BEGIN Provided data

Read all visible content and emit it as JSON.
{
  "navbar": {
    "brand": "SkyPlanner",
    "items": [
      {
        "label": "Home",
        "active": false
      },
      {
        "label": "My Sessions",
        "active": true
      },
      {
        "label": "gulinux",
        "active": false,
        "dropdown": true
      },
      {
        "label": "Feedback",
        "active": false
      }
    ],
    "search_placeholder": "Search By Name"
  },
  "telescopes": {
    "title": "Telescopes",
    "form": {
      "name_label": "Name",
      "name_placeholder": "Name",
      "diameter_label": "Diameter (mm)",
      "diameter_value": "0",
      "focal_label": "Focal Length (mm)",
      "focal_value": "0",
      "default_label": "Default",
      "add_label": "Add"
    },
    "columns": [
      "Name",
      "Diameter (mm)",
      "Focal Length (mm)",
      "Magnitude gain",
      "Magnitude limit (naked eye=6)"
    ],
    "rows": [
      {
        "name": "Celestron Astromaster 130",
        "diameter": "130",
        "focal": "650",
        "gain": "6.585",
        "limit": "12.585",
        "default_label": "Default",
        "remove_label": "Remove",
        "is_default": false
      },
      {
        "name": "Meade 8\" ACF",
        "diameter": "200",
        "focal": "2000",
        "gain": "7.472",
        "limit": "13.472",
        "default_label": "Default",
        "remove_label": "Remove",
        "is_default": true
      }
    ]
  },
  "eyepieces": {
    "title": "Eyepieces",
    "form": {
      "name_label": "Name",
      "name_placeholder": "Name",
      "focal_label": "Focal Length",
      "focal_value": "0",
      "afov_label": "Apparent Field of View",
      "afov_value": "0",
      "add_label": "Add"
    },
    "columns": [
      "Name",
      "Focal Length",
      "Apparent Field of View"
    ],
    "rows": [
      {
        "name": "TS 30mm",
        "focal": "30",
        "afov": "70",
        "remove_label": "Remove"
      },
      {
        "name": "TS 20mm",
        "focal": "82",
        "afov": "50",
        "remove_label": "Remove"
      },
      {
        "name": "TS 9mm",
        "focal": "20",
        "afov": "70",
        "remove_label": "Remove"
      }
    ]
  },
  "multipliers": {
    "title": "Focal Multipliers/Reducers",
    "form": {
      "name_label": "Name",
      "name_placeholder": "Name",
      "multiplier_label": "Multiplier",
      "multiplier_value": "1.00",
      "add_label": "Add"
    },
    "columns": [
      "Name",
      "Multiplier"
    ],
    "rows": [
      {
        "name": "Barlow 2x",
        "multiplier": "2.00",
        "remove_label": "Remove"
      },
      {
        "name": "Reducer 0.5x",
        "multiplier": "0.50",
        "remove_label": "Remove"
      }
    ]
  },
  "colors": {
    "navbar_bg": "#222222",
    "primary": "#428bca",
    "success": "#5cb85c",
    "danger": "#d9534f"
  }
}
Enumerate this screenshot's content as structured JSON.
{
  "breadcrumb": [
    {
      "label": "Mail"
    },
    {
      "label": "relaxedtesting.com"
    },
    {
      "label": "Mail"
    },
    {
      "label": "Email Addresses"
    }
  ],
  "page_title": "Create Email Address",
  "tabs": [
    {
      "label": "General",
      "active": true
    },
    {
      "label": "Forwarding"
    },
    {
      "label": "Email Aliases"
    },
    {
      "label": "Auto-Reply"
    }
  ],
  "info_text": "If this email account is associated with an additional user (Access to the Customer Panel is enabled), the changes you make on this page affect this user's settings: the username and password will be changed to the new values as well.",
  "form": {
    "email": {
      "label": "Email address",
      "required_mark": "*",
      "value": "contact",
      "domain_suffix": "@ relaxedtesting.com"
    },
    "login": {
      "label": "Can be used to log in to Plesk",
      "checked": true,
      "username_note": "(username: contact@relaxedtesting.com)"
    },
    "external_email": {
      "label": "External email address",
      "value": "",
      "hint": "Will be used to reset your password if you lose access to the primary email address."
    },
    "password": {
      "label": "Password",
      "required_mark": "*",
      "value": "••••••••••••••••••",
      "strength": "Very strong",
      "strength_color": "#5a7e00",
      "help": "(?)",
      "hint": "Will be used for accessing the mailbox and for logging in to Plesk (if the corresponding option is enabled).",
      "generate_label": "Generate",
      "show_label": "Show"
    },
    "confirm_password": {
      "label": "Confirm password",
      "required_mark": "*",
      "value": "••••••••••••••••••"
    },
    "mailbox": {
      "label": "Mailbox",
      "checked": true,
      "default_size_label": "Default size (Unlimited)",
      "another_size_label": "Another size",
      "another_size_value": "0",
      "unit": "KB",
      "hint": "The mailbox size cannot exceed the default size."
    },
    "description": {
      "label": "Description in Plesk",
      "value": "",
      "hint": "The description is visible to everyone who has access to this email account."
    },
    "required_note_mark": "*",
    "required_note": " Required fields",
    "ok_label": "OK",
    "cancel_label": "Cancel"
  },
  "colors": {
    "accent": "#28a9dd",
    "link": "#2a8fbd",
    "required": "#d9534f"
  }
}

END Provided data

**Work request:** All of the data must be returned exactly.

**Response to the task:**
Read all visible content and emit it as JSON.
{
  "navbar": {
    "brand": "SkyPlanner",
    "items": [
      {
        "label": "Home",
        "active": false
      },
      {
        "label": "My Sessions",
        "active": true
      },
      {
        "label": "gulinux",
        "active": false,
        "dropdown": true
      },
      {
        "label": "Feedback",
        "active": false
      }
    ],
    "search_placeholder": "Search By Name"
  },
  "telescopes": {
    "title": "Telescopes",
    "form": {
      "name_label": "Name",
      "name_placeholder": "Name",
      "diameter_label": "Diameter (mm)",
      "diameter_value": "0",
      "focal_label": "Focal Length (mm)",
      "focal_value": "0",
      "default_label": "Default",
      "add_label": "Add"
    },
    "columns": [
      "Name",
      "Diameter (mm)",
      "Focal Length (mm)",
      "Magnitude gain",
      "Magnitude limit (naked eye=6)"
    ],
    "rows": [
      {
        "name": "Celestron Astromaster 130",
        "diameter": "130",
        "focal": "650",
        "gain": "6.585",
        "limit": "12.585",
        "default_label": "Default",
        "remove_label": "Remove",
        "is_default": false
      },
      {
        "name": "Meade 8\" ACF",
        "diameter": "200",
        "focal": "2000",
        "gain": "7.472",
        "limit": "13.472",
        "default_label": "Default",
        "remove_label": "Remove",
        "is_default": true
      }
    ]
  },
  "eyepieces": {
    "title": "Eyepieces",
    "form": {
      "name_label": "Name",
      "name_placeholder": "Name",
      "focal_label": "Focal Length",
      "focal_value": "0",
      "afov_label": "Apparent Field of View",
      "afov_value": "0",
      "add_label": "Add"
    },
    "columns": [
      "Name",
      "Focal Length",
      "Apparent Field of View"
    ],
    "rows": [
      {
        "name": "TS 30mm",
        "focal": "30",
        "afov": "70",
        "remove_label": "Remove"
      },
      {
        "name": "TS 20mm",
        "focal": "82",
        "afov": "50",
        "remove_label": "Remove"
      },
      {
        "name": "TS 9mm",
        "focal": "20",
        "afov": "70",
        "remove_label": "Remove"
      }
    ]
  },
  "multipliers": {
    "title": "Focal Multipliers/Reducers",
    "form": {
      "name_label": "Name",
      "name_placeholder": "Name",
      "multiplier_label": "Multiplier",
      "multiplier_value": "1.00",
      "add_label": "Add"
    },
    "columns": [
      "Name",
      "Multiplier"
    ],
    "rows": [
      {
        "name": "Barlow 2x",
        "multiplier": "2.00",
        "remove_label": "Remove"
      },
      {
        "name": "Reducer 0.5x",
        "multiplier": "0.50",
        "remove_label": "Remove"
      }
    ]
  },
  "colors": {
    "navbar_bg": "#222222",
    "primary": "#428bca",
    "success": "#5cb85c",
    "danger": "#d9534f"
  }
}
Enumerate this screenshot's content as structured JSON.
{
  "breadcrumb": [
    {
      "label": "Mail"
    },
    {
      "label": "relaxedtesting.com"
    },
    {
      "label": "Mail"
    },
    {
      "label": "Email Addresses"
    }
  ],
  "page_title": "Create Email Address",
  "tabs": [
    {
      "label": "General",
      "active": true
    },
    {
      "label": "Forwarding"
    },
    {
      "label": "Email Aliases"
    },
    {
      "label": "Auto-Reply"
    }
  ],
  "info_text": "If this email account is associated with an additional user (Access to the Customer Panel is enabled), the changes you make on this page affect this user's settings: the username and password will be changed to the new values as well.",
  "form": {
    "email": {
      "label": "Email address",
      "required_mark": "*",
      "value": "contact",
      "domain_suffix": "@ relaxedtesting.com"
    },
    "login": {
      "label": "Can be used to log in to Plesk",
      "checked": true,
      "username_note": "(username: contact@relaxedtesting.com)"
    },
    "external_email": {
      "label": "External email address",
      "value": "",
      "hint": "Will be used to reset your password if you lose access to the primary email address."
    },
    "password": {
      "label": "Password",
      "required_mark": "*",
      "value": "••••••••••••••••••",
      "strength": "Very strong",
      "strength_color": "#5a7e00",
      "help": "(?)",
      "hint": "Will be used for accessing the mailbox and for logging in to Plesk (if the corresponding option is enabled).",
      "generate_label": "Generate",
      "show_label": "Show"
    },
    "confirm_password": {
      "label": "Confirm password",
      "required_mark": "*",
      "value": "••••••••••••••••••"
    },
    "mailbox": {
      "label": "Mailbox",
      "checked": true,
      "default_size_label": "Default size (Unlimited)",
      "another_size_label": "Another size",
      "another_size_value": "0",
      "unit": "KB",
      "hint": "The mailbox size cannot exceed the default size."
    },
    "description": {
      "label": "Description in Plesk",
      "value": "",
      "hint": "The description is visible to everyone who has access to this email account."
    },
    "required_note_mark": "*",
    "required_note": " Required fields",
    "ok_label": "OK",
    "cancel_label": "Cancel"
  },
  "colors": {
    "accent": "#28a9dd",
    "link": "#2a8fbd",
    "required": "#d9534f"
  }
}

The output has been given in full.